With today touted to be perhaps the hottest day of the year, pharmacists are advising parents to help keep children safe in the sun!
Daragh Connolly, Vice-President of the Irish Pharmacy Union and a pharmacist himself, says that caution now can protect against problems in later life: “It takes only a few blistering sunburns during childhood to double a person’s lifetime chance of developing melanoma, the most serious form of skin cancer. Children don’t have to be at the pool, beach or on vacation to get too much sun. Their skin needs protection from the sun’s harmful ultraviolet rays whenever they’re outdoors. It can be very distressing for a child if they get sunburn or overexposure to the sun as it can cause pain, itchiness, blistering, headache, fever and chills.”
The IPU has released the following checklist to ensure the best care is taken to avoid dangerous amounts of sun:
- Cover Up. Children should wear a hat, a loose-fitting t-shirt and shorts/pants where possible. Sun cream alone should never be the first line of defence for sun protection.
- Wear sunglasses. A good pair of sunglasses will help shield eyes from UV radiation, which can lead to cataracts later in life. Look for sunglasses that wrap around and block as close to 100% of both UVA and UVB rays as possible.
- Stay in the shade. Whenever children are outdoors, keep them in the shade as much as possible. Keep infants under six months out of direct sun.
- Schedule outdoor time. Go outdoors in the early morning and late afternoon, when the sun is lower.
- Sun cream. Use a reputable sunscreen that complies with EU recommendations. Children should wear a sunscreen with SPF 30 or higher and UVA protection. Waterproof sunscreens should be used if children are involved in water sports or at the beach and in and out of the water. For the best protection, apply sunscreen generously 30 minutes before going outdoors and reapply liberally throughout the day. Don’t forget to protect ears, noses, lips and the tops of feet. As Daragh Connolly advises, “With so many sun cream brands on the market, it is important to choose one that suits your child’s skin type. Your local pharmacist can provide advice on what to use.
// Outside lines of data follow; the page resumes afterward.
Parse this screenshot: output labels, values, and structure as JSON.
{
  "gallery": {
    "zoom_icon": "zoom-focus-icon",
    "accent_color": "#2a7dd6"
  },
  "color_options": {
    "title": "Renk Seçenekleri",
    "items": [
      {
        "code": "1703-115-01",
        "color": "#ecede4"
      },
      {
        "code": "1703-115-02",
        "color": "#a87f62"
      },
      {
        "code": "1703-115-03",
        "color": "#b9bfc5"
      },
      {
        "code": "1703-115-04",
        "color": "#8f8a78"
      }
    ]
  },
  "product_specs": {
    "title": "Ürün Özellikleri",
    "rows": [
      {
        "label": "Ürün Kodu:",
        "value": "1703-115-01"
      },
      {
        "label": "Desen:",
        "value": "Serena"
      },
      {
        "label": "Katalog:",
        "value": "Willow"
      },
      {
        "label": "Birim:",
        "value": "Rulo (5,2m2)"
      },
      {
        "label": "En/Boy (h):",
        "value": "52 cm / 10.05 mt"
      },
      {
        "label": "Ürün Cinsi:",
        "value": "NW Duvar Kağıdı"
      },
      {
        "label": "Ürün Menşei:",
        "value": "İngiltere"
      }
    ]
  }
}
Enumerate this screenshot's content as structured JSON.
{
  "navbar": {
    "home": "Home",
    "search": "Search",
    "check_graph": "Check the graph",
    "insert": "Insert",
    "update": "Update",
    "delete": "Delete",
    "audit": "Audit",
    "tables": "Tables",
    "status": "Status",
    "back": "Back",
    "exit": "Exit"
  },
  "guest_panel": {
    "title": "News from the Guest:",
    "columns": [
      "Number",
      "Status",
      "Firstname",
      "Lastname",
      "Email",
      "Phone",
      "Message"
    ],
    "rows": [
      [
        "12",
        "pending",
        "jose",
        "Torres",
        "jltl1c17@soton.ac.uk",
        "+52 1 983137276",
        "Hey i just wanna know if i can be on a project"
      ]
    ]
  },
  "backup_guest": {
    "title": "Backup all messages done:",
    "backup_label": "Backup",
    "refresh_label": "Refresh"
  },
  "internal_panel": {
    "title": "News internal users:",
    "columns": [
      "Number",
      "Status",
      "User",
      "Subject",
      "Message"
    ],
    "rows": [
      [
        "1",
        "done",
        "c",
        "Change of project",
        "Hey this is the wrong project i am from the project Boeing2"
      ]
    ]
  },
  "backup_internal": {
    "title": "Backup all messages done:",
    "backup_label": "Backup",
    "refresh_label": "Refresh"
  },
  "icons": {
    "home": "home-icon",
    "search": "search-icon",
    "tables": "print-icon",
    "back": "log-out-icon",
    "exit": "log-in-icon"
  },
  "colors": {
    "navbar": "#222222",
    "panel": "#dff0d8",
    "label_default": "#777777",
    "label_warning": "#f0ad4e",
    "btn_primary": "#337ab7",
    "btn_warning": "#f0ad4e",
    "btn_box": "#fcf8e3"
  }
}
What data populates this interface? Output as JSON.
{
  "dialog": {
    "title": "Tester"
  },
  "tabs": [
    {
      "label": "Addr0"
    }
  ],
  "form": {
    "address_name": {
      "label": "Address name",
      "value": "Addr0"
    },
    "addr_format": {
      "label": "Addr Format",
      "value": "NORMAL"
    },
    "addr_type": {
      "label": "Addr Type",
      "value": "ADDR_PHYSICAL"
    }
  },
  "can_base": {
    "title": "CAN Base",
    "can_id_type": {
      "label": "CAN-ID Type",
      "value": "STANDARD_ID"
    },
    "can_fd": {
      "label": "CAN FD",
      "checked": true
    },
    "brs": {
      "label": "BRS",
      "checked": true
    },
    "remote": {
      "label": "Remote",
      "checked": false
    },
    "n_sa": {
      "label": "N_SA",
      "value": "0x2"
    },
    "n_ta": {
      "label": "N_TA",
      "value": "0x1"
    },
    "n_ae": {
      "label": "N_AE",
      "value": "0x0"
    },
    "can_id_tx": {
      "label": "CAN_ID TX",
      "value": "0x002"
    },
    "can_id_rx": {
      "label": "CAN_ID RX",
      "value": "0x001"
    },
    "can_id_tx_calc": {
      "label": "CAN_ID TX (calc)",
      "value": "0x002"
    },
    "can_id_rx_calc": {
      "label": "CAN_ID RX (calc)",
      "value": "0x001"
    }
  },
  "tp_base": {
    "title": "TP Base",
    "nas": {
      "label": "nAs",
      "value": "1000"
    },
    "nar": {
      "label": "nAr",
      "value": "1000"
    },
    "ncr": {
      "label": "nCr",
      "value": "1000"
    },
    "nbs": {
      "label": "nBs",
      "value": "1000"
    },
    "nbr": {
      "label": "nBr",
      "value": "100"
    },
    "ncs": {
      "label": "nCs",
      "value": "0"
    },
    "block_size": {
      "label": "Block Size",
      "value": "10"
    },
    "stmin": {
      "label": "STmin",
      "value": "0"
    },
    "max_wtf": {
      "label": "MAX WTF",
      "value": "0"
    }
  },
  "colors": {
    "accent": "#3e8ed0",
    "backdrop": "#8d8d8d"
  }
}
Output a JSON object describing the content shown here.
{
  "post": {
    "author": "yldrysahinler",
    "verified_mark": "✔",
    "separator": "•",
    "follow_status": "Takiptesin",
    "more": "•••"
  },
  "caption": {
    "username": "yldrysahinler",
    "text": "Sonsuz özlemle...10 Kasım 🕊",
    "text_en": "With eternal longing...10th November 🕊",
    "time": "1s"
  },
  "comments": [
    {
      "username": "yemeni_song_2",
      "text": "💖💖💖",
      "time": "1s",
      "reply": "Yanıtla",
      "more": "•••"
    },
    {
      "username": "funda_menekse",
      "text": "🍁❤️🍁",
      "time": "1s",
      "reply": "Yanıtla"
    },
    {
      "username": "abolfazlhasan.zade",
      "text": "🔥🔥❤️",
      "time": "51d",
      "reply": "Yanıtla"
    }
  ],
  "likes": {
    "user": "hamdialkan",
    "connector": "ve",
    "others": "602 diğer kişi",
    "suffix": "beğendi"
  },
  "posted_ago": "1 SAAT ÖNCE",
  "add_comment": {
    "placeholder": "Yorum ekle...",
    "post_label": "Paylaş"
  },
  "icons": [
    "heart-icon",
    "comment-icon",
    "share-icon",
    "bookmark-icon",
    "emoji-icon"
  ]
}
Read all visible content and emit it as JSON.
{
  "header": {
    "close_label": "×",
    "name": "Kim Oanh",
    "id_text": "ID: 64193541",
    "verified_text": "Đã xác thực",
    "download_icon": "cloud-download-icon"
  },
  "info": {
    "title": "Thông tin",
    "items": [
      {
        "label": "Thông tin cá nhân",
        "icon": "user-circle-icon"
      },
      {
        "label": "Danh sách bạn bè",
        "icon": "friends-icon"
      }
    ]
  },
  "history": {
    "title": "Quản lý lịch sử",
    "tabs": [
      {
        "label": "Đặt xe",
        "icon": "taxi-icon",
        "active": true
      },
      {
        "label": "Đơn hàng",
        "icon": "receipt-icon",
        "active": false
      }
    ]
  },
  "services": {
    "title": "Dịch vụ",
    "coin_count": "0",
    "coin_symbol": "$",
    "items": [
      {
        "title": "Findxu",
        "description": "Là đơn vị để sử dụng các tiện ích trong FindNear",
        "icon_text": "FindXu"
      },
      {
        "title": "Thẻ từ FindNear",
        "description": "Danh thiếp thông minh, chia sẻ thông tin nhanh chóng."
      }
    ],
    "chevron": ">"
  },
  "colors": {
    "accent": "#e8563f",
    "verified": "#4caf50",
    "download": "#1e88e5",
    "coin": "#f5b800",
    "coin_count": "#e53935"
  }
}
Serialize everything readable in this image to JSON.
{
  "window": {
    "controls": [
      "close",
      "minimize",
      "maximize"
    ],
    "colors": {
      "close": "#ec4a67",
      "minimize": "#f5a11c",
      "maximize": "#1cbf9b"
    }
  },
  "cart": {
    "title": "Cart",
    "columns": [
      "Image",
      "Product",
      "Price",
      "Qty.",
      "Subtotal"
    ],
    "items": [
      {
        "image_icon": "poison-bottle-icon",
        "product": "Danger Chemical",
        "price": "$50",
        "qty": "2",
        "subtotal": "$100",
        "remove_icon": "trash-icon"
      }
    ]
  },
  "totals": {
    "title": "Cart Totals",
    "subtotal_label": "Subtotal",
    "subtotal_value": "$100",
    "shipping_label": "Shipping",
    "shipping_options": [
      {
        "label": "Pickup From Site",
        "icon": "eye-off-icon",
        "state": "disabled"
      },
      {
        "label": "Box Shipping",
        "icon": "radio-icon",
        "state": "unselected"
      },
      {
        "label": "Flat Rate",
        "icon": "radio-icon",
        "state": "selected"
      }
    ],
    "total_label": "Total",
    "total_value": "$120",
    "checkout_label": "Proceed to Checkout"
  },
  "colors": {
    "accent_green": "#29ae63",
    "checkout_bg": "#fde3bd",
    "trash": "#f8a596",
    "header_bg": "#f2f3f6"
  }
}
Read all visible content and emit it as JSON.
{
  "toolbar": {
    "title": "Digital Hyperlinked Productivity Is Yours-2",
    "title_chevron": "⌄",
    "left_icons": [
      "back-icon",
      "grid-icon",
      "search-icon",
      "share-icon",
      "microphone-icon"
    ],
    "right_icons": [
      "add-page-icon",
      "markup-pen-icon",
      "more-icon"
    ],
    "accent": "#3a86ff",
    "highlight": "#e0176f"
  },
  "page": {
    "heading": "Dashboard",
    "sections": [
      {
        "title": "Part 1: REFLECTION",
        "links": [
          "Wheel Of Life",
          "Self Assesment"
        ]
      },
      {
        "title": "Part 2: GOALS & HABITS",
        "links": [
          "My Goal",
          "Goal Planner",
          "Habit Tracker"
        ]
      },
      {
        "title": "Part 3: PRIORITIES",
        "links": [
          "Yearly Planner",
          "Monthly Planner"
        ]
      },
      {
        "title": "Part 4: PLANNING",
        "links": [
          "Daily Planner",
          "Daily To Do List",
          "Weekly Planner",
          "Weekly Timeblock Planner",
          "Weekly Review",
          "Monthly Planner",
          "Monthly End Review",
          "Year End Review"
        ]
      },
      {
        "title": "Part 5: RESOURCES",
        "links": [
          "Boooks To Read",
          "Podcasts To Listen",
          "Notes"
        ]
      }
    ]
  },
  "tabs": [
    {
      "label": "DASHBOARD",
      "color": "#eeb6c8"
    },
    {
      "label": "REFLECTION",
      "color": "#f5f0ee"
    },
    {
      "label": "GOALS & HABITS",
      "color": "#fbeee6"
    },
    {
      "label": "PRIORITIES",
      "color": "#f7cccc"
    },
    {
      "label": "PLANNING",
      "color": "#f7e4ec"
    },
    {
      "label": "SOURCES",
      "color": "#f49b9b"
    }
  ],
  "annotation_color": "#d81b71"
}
If a child does get too much sun, it is best to consult with your pharmacist straight away as it may be necessary to give a child some mild medication for pain relief.”
By Aimée Mac Leod